> _WHAT THE EXERCISE ASKS_:
Scan the data. Collect each line that contains the word "Resort".

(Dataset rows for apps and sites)
┄┄┄┄┄┄┄┄┄┄

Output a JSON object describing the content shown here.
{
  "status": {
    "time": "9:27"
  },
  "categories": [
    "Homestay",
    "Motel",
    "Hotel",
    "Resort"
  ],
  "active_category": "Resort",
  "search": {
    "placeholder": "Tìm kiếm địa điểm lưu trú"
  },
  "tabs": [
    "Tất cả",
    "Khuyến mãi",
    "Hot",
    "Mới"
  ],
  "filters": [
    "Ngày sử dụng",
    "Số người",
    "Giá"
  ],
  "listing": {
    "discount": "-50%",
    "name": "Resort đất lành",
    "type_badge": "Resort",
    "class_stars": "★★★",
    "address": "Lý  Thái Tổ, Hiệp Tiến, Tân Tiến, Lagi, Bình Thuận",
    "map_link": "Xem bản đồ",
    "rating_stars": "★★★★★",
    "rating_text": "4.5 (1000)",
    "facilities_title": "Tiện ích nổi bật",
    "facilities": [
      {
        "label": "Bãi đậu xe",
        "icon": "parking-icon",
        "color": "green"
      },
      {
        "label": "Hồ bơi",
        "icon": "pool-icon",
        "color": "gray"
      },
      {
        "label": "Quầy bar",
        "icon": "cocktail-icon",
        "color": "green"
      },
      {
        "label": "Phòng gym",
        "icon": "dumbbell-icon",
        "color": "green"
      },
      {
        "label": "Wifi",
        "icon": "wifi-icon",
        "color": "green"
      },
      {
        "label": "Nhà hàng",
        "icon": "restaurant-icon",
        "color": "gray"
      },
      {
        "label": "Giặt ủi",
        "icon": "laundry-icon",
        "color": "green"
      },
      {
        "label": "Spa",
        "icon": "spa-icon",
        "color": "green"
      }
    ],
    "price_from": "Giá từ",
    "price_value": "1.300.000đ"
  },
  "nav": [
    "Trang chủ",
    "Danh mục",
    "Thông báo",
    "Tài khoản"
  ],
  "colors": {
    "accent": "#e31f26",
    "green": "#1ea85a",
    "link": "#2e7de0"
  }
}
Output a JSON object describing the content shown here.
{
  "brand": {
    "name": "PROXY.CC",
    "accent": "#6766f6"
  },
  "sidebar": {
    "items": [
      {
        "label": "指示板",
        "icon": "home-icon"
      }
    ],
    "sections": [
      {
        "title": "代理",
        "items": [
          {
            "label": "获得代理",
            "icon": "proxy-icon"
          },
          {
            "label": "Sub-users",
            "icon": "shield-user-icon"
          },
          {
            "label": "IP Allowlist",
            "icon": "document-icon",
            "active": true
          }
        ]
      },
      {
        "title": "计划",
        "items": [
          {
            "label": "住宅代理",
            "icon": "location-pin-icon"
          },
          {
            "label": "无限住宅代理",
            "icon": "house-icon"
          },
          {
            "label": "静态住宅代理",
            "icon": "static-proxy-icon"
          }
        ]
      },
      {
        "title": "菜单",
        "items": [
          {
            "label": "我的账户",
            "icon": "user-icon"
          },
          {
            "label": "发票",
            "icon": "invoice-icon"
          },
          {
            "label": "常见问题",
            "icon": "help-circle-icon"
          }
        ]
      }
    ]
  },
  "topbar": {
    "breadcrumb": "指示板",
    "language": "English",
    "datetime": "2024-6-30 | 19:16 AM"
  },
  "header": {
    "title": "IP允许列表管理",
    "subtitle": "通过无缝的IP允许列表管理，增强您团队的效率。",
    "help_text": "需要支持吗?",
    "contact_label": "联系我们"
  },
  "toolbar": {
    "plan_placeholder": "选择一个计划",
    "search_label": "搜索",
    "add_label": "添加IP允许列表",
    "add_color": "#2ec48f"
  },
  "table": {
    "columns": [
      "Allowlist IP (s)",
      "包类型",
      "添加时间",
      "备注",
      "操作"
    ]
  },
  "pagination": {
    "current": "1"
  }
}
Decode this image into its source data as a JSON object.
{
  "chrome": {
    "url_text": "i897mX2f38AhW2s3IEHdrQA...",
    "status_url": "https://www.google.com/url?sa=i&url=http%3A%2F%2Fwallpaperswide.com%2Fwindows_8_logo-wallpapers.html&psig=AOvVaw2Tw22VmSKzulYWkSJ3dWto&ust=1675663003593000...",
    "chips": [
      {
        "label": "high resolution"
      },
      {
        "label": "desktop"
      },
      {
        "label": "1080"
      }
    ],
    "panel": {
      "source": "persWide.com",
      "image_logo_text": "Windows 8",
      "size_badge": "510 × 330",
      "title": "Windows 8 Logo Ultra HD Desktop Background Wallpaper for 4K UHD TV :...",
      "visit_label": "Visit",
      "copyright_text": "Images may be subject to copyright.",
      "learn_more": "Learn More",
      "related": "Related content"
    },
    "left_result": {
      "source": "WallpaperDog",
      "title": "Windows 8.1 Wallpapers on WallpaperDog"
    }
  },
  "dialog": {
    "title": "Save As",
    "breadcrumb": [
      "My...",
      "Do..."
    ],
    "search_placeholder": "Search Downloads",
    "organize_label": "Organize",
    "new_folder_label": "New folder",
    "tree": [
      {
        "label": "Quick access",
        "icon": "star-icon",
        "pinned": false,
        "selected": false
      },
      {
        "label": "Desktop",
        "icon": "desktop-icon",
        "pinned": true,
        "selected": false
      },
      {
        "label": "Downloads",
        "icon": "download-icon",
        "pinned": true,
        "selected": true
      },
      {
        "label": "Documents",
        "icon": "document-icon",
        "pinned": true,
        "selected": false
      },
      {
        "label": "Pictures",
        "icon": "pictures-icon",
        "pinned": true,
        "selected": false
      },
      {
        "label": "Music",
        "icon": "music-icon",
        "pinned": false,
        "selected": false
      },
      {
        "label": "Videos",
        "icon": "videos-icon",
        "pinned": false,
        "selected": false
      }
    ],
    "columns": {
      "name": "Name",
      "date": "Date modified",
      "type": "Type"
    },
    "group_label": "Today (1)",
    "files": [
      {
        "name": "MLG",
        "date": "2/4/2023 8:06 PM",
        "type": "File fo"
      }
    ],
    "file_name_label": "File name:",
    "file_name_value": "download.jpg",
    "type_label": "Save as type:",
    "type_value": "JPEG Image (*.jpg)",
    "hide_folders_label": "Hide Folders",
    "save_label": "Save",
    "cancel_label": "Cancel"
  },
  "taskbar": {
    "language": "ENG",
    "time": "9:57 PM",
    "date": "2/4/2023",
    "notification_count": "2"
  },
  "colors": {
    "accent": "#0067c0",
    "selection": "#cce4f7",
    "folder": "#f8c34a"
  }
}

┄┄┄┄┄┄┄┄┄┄

> _TASK RESPONSE_:
    "Resort"
  "active_category": "Resort",
    "name": "Resort đất lành",
    "type_badge": "Resort",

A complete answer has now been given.